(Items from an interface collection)
━━━

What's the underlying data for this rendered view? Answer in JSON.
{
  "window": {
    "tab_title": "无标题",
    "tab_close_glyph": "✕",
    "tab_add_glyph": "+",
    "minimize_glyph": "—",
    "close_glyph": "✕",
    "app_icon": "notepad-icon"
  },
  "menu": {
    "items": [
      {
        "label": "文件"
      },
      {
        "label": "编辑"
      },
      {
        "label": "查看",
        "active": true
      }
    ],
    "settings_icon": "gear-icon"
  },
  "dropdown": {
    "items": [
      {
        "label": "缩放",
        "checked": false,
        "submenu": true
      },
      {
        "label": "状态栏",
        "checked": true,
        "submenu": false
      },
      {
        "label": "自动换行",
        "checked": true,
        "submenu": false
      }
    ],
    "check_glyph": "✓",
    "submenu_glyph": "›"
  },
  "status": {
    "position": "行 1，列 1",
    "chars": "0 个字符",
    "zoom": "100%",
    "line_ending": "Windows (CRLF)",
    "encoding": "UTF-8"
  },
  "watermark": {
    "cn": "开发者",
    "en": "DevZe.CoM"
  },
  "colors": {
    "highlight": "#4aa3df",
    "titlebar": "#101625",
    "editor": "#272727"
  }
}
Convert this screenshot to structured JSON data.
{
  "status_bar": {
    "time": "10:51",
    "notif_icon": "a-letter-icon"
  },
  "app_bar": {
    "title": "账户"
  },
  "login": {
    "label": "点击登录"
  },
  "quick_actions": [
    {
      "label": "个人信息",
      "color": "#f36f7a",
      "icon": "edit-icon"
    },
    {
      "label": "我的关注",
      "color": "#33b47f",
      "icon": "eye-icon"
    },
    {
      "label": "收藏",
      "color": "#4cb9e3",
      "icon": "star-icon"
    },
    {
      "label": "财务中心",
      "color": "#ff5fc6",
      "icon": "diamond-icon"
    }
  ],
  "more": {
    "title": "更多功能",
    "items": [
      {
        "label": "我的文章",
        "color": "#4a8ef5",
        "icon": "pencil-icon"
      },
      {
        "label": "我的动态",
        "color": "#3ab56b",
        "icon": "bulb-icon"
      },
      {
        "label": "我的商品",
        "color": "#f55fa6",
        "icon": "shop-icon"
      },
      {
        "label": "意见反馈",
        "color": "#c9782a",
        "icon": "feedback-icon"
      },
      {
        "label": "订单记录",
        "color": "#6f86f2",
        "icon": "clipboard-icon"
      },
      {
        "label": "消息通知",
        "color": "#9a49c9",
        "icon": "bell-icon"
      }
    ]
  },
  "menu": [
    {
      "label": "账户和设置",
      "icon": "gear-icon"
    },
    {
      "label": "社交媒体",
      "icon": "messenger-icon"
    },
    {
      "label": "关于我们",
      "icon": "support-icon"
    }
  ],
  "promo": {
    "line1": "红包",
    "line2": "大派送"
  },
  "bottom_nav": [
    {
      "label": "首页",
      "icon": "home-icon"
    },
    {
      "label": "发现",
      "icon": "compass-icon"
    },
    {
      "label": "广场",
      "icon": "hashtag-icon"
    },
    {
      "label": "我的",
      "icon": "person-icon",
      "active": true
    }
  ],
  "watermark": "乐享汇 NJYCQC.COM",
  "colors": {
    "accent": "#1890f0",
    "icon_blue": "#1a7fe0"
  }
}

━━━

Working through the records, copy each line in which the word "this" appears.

▶ _RESPONSE BOX_:
What's the underlying data for this rendered view? Answer in JSON.
Convert this screenshot to structured JSON data.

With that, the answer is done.